printer friendly versionPrint
Churches’ Official: ‘Everyone in Gaza Considers Themselves a Target’

image
Palestinians in Rafah, Gaza Strip, gather around the remains of a house that police said was destroyed in an Israeli airstrike. Israel said it shot down a drone from Gaza on 14 July, the first reported deployment of an unmanned aircraft by Palestinian militants whose rocket attacks have been regularly intercepted. (photo: CNS/Ibraheem Abu Mustafa) 

15 Jul 2014 – By Judith Sudilovsky

JERUSALEM (CNS) — The situation in hospitals in the Gaza Strip is dire, and Palestinians are saying that medical supplies will soon run out, said a cardiologist who serves with the Near East Council of Churches in Gaza.

Dr. Issa Tarazi, executive director of Near East Council of Churches Department of Services to Palestinian Refugees in Gaza, told Catholic News Service by telephone that Gaza’s streets have very little traffic, and only emergency and hospital staff workers are working.

“Everyone in Gaza considers themselves a target,” he told CNS on 14 July. “People are scared about what is going on.”

“There are many displaced people,” Tarazi added. During the interview, the sound of planes could be heard over the phone as Israel’s Operation Protective Shield headed into its second week.

Thousands of people have fled and are seeking refuge largely in U.N. schools and facilities. Israel has said it is keeping humanitarian corridors into Gaza open.

Tarazi said he expected outpatient clinics such as the Caritas clinic and private hospitals to have a greater influx of patients than usual once the hostilities are over because governmental hospitals will have little or no medical supplies left.

The Israeli Defense Forces launched an offensive into the Hamas-controlled Gaza Strip in early July in response to Hamas militants lobbing missiles into Israel.

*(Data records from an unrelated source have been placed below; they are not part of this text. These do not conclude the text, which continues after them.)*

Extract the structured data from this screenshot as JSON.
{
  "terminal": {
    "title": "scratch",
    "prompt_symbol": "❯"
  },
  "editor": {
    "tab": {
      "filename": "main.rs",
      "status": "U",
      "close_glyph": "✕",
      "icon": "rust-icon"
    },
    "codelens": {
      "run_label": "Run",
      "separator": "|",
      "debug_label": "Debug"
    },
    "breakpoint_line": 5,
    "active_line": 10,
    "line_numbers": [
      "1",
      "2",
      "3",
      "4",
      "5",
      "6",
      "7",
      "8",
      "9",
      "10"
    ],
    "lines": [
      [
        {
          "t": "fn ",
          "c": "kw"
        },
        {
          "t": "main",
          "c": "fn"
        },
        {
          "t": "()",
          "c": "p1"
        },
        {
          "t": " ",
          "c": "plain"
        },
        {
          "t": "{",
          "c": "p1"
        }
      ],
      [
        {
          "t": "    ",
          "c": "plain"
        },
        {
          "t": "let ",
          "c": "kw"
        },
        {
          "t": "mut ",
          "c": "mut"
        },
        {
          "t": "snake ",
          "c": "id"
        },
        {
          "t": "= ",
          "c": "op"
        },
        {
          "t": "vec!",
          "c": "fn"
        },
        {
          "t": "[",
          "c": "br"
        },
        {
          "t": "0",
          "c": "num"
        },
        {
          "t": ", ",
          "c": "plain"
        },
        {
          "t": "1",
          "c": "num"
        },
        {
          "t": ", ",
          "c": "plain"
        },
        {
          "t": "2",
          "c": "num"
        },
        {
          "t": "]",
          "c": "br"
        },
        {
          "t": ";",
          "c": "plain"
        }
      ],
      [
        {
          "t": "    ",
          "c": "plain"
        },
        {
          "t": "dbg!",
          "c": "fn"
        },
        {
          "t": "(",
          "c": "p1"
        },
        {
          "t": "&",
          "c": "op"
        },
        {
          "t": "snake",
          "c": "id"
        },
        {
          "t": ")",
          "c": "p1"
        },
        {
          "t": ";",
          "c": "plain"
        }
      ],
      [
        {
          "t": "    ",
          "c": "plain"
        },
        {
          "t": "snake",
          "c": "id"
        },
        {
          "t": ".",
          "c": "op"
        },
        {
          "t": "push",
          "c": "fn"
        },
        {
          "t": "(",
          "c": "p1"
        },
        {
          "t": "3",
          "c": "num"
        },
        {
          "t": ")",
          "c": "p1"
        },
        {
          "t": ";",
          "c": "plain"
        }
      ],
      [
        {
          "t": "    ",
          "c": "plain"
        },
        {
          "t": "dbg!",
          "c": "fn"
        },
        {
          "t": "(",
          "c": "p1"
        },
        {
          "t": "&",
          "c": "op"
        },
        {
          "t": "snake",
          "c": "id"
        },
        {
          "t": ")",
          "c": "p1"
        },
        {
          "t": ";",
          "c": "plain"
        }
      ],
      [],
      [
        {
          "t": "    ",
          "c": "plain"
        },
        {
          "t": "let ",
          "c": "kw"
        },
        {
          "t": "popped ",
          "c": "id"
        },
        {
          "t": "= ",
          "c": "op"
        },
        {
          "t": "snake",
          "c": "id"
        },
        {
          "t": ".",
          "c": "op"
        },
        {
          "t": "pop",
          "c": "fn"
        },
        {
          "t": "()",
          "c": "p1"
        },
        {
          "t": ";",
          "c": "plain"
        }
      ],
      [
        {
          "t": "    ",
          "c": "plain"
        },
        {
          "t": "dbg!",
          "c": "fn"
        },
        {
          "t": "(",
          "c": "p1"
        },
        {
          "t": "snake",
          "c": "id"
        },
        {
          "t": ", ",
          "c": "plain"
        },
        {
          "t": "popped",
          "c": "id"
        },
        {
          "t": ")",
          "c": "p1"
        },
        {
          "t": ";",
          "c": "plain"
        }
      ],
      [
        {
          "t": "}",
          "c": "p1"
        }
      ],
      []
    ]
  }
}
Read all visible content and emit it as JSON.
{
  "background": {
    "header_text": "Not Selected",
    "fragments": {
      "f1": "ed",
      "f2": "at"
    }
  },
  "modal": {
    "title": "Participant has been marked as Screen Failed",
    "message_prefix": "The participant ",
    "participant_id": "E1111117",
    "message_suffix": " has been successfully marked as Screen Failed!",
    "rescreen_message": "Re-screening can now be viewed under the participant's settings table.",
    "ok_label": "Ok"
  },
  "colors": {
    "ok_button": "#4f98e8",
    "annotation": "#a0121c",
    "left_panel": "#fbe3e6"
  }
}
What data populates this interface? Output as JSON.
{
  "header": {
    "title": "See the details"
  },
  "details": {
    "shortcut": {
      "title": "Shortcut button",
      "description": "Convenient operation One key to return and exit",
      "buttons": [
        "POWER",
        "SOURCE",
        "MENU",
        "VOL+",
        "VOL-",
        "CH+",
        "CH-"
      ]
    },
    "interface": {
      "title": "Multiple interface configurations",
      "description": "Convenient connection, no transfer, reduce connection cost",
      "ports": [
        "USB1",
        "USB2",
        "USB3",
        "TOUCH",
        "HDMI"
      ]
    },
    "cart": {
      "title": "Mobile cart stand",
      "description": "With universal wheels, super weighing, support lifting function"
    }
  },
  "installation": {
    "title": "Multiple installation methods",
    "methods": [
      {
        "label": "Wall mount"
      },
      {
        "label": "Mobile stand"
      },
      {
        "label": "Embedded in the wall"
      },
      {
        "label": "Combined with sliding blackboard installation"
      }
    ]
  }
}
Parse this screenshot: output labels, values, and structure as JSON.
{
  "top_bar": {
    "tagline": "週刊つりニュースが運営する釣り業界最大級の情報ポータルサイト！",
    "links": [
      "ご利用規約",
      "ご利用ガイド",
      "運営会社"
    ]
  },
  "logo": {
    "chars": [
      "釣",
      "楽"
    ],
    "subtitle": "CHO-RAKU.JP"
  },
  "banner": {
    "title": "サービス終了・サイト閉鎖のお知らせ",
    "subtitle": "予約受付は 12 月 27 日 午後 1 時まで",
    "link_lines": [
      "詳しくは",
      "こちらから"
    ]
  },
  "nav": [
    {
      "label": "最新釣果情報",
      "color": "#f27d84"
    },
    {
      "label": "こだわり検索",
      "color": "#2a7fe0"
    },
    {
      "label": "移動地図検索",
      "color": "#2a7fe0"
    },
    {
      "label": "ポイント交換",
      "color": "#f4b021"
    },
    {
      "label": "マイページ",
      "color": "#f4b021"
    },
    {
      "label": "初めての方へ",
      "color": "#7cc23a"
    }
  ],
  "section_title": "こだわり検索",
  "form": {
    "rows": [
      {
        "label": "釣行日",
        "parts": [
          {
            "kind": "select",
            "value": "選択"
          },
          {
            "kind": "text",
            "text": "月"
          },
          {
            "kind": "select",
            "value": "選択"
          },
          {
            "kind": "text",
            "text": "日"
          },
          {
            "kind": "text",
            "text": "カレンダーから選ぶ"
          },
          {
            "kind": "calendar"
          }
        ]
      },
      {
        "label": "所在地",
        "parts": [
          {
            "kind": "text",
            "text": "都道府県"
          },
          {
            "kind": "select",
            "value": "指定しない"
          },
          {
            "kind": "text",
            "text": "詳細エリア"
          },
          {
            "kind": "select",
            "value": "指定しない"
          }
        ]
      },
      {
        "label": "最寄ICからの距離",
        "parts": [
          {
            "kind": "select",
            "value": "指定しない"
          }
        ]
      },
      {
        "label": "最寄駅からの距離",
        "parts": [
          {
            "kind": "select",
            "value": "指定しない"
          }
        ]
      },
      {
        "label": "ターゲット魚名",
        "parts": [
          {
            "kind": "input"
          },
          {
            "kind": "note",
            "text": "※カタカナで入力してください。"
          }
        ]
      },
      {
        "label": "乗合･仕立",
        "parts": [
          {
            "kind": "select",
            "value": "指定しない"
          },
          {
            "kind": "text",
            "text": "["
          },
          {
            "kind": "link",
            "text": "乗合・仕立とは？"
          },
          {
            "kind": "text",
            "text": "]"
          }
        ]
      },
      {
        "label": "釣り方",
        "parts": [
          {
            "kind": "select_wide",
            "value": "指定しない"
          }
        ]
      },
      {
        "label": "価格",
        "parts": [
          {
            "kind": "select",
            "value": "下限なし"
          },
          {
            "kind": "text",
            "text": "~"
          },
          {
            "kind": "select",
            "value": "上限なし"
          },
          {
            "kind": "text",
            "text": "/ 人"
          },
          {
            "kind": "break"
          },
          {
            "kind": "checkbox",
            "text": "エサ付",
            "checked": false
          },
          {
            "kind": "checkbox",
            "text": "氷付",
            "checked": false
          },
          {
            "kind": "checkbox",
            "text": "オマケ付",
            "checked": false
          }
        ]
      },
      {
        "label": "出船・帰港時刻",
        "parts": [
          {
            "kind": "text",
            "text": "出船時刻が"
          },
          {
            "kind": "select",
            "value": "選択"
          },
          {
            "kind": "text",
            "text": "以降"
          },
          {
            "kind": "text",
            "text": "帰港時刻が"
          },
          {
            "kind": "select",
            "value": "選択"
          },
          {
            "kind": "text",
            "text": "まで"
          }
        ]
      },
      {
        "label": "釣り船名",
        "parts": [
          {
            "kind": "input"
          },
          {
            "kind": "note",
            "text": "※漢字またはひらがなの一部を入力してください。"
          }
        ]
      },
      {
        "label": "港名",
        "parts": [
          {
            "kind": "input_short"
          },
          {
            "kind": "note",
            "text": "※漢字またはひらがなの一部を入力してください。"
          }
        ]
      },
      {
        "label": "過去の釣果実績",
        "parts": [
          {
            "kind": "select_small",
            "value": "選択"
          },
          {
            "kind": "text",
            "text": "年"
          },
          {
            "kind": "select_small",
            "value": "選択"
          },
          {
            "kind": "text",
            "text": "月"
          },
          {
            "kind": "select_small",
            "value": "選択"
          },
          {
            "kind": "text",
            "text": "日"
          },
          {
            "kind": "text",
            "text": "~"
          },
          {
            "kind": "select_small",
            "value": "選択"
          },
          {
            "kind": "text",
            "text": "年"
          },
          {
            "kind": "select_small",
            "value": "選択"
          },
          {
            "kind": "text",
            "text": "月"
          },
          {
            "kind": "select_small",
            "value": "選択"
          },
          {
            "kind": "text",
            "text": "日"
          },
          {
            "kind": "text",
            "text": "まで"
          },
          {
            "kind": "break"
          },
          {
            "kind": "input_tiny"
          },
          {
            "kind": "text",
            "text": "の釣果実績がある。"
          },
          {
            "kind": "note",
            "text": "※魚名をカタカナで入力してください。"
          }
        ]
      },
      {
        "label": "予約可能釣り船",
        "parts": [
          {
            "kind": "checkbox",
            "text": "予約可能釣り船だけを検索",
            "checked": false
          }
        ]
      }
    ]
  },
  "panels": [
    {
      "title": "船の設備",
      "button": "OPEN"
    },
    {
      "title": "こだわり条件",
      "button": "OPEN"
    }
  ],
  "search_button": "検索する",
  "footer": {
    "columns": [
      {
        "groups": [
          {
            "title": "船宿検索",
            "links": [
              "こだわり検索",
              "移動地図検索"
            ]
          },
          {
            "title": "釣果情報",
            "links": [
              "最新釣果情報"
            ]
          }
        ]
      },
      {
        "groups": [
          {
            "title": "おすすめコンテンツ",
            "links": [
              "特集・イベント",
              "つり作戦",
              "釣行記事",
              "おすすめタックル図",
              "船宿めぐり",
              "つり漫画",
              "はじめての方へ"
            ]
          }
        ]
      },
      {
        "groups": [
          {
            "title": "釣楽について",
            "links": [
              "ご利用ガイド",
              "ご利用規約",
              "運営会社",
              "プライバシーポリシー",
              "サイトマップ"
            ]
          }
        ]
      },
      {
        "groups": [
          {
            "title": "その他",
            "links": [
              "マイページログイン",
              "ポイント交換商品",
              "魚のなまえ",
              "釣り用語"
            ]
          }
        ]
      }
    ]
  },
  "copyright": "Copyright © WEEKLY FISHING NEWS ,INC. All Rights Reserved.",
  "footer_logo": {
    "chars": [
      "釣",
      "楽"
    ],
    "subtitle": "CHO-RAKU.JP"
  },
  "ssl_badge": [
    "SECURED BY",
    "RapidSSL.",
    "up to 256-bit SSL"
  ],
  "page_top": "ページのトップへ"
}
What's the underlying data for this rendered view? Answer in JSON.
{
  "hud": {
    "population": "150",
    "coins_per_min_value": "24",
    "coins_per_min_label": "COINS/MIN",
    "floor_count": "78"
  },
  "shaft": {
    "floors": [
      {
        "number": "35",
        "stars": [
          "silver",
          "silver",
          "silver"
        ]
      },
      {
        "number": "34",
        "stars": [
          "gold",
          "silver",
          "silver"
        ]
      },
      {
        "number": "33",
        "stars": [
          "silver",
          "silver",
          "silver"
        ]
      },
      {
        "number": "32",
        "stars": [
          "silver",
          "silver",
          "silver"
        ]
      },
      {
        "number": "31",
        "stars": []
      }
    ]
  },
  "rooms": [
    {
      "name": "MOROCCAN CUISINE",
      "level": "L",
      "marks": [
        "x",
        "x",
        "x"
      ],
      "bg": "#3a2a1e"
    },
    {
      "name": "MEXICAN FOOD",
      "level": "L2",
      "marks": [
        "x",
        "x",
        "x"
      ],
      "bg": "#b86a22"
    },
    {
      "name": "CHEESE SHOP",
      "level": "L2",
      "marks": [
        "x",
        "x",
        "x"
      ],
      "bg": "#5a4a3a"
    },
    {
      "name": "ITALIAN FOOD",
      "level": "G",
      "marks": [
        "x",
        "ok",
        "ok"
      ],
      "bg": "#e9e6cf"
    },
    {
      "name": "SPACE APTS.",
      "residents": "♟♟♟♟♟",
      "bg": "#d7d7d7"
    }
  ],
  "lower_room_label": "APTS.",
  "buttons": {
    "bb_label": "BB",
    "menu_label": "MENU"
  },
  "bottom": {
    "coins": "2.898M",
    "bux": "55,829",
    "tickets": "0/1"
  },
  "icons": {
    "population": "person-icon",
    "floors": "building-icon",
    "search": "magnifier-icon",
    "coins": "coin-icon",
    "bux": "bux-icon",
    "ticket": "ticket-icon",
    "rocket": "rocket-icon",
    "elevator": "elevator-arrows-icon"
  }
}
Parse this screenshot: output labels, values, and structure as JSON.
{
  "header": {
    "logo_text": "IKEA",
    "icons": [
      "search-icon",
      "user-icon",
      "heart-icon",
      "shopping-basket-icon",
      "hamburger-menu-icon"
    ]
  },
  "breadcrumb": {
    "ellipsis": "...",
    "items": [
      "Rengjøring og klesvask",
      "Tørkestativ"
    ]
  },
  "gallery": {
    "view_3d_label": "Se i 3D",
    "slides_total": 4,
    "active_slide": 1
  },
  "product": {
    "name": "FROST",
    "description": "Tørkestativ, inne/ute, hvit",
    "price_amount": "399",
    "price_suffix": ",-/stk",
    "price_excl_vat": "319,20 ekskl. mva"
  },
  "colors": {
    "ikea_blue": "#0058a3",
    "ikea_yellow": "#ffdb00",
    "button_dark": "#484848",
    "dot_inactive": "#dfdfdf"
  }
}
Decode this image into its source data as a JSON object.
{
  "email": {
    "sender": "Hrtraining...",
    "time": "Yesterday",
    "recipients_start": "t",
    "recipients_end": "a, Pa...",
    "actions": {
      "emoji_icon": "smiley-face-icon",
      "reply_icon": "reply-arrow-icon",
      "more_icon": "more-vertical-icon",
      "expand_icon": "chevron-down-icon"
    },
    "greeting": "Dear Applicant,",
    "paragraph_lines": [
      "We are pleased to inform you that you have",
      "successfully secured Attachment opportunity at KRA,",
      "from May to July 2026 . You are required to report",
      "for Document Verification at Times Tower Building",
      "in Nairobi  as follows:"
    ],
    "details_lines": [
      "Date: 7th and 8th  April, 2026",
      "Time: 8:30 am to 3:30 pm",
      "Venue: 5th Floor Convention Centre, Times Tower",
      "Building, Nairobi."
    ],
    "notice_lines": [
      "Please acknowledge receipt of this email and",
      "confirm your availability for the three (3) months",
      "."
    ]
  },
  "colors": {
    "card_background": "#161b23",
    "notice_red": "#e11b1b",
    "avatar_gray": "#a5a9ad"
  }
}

By 14 July, more than 170 people — about half civilians — had been killed in Gaza, and hundreds more were injured. In Israel, where the Iron Dome defense system had warded off dozens of Hamas missiles, there was some property damage and a handful of injuries. The situation has continued to deteriorate following the kidnapping and murder of three Israeli youths in the West Bank and the apparent revenge killing of a Palestinian teen.

Tarazi said he had been unable to reach his work since the offensive began, and his wife and 17-year-old son left for Jordan to be with relatives so his son could continue with his studies. His three older children already live abroad, he said. He remained because of job responsibilities as well as to look after several elderly relatives, whom he could not reach because of the bombing.

“The situation is difficult; there is no future in Gaza, no work, no economy. They have to start their life [somewhere else],” he said about his children living abroad. “One day if the situation changes and there is work, maybe they can come back.”

Tarazi told CNS that the previous day, a missile landed on a four-story structure not far from where he lives. He said although Israel gives warning “knocks” to residents to leave, they have only seconds to evacuate their homes before the missiles come.

Israel maintains that their warnings give adequate time to civilians to leave the targeted areas, from where they believe missiles have been fired or where weapons are being hidden. Israel says they are also targeting militants’ homes.

“We pay for peace and justice,” Tarazi said. “We are against the killing of all civilians. It is a vicious circle, one starts shooting and the other replies and the losers are the civilians.”





1 | 2 |


Tags: Middle East Christians Gaza Strip/West Bank Holy Land Israeli-Palestinian conflict Church